And the menu is basic American roadhouse fare, with traces of Mexican/French/Italian creeping in on the specials list. All dinner entrees, by the way, are under $10 ($7.50 is the top price at lunch). The chefs are a team: Yannick Meraud, most recently of the City Club, and Margaret Macdonald, who worked prep at Fog City.
A special appetizer shrimp-and-pesto quesadilla ($5.95) served with chunky fresh salsa is light and delicious, filled with sweet rock shrimp. On another day the special quesadilla is lamb. A roasted eggplant and garlic soup ($2.75) is rich and mellow; those who want something that shouts garlic should head straight for the roasted garlic heads with tomato-and-onion-topped crostini.
Other appetizers on the regular dinner menu include spinach salad with warm bacon dressing ($6.50), fish cakes ($6.75) and fried calamari ($5.75).
Among the entrees are homemade ravioli filled with ginger-cured salmon in a cream, shallot wine sauce ($8.95) and braised lamb shank with herb polenta ($9.95). The large ravioli are surprisingly delicate, the sauce complementing rather than overwhelming the salmon filling. The lamb shank is tender and hearty, but the rosemary-and-thyme polenta is too herby.

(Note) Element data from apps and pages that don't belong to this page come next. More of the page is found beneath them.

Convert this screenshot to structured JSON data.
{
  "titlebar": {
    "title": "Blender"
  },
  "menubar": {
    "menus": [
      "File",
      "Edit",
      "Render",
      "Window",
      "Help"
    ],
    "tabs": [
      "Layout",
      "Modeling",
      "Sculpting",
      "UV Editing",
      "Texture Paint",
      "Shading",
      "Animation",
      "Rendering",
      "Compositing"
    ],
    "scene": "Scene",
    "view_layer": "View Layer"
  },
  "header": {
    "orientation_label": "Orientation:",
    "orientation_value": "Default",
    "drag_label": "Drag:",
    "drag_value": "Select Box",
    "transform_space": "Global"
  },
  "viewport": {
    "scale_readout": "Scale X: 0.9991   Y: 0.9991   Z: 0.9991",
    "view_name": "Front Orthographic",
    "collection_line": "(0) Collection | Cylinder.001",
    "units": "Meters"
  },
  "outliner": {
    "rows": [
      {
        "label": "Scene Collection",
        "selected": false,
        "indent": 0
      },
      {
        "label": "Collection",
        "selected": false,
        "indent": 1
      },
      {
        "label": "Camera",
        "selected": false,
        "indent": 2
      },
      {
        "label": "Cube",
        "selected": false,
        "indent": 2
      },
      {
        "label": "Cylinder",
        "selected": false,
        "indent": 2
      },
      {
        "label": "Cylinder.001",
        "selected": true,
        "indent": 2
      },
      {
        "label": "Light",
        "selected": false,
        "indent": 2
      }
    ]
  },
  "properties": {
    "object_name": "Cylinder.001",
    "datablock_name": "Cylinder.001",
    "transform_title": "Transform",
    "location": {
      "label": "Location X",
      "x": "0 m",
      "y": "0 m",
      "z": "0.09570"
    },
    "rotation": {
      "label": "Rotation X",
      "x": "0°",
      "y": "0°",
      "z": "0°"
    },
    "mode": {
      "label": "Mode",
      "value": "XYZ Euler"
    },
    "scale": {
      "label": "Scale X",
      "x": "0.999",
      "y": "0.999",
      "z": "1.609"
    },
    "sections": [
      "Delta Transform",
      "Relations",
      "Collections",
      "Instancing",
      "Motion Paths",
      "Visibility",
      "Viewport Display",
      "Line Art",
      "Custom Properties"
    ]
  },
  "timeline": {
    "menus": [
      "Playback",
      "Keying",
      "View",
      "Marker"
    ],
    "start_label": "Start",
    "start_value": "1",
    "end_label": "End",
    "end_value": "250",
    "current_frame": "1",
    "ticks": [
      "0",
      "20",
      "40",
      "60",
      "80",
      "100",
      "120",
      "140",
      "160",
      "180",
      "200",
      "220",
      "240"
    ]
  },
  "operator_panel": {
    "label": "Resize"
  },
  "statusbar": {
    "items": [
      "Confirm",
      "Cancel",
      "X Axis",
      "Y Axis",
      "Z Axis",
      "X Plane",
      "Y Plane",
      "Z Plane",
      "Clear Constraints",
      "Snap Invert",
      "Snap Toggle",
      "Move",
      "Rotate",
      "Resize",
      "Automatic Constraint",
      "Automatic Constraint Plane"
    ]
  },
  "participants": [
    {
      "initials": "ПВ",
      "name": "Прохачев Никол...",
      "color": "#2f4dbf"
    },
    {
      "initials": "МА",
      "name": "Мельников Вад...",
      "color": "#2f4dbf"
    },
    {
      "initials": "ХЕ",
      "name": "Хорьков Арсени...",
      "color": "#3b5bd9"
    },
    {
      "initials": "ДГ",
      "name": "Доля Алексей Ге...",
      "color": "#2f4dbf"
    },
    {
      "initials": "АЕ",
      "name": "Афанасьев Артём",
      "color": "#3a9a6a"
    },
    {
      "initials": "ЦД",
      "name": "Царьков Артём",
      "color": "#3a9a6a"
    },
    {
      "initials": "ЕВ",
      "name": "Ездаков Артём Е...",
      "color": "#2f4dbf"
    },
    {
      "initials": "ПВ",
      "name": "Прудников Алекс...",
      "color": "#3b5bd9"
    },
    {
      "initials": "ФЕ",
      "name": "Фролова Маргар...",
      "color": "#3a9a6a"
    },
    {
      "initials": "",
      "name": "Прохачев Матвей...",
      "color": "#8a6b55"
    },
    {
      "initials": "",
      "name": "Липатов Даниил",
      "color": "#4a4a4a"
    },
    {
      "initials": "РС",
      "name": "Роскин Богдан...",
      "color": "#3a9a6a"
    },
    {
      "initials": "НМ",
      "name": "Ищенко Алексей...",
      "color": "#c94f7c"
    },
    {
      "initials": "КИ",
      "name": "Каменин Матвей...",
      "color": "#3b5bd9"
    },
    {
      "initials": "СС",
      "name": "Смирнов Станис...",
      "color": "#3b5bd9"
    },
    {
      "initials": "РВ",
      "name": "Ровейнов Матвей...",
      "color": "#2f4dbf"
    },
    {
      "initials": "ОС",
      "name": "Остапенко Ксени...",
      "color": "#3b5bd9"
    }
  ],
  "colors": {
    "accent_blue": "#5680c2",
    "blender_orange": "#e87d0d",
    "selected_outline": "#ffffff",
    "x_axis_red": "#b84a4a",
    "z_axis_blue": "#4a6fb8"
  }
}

Standards on the menu are the deservedly popular meatloaf and garlic mashed potatoes ($8.50), grilled salmon ($9.75), grilled pork chop ($9.95), marinated roasted half-chicken with risotto ($9.25) and New York strip steak with french fries ($9.95).
You can also get a great cheeseburger at night for $6.95, pair it with beer from Washington state (Pyramid Hefeweizen) or Benecia (Devil Mountain Golden Ale), kick back at the counter and relax. While you're at it, you may as well order some hot, crispy onion rings, a nostalgia item that always makes me feel like getting on a plane for New York.
Desserts are the weakest part of the menu: a lemon tart not tangy enough, an apple coconut crisp uninspired. The dense chocolate truffle torte with walnuts and raisins, more like a slab of fudge, is the most successful.
At lunch, the fare goes all the way from a classic BLT and a roast turkey sandwich ($6.50) to a roasted leg of lamb ($7.50) and linguine with chicken, spinach and mushroom ($7.95). An unusual offering is the pan bagna ($6.95), a Proveneal sandwich of egg, pepper, anchovy, tomato, cucumber, olives and lettuce. You also can't go wrong with the grilled fish on a baguette ($7.25) — red snapper rolled in semolina flour with a caper tartar sauce. The most expensive bottle of wine, a 1991 Fox Hollow Cabernet Sauvignon, sets you back $21. Aknin is a knowledgeable oenophile. On our last visit, he recommended a $19 Saddleback Pinot Blanc, whose tropical complexity immediately cured our chardonnay/sauvignon blanc rut.
Aknin and Robbins, by the way, are definitely not calling it in from a condo in Maui. One of them is always there, at every lunch and dinner, greeting, schmoozing, busing, making wine suggestions and, in general, giving every table friendly attention. The restaurant attracts an eclectic bunch, almost all of whom seem to know the owners by name. That sense of being part of the place happens pretty fast.
Like so many other energetic restaurateurs in town, these two are doing everything they can to make the place sizzle, short of dragging people in off the street and force-feeding them: The couple has winemaker dinners and cigar nights; they cater; they open up a private patio in those mythical warm-weather months. But it's the combination of creative, fresh food at rock-bottom prices and dynamic owners that really make this place cook.
George's Global Kitchen, 340 Division, S.F., 864-4224. Open Mon-Fri 11:30 am-2:30 pm, Tues-Sat 5:30-10 pm.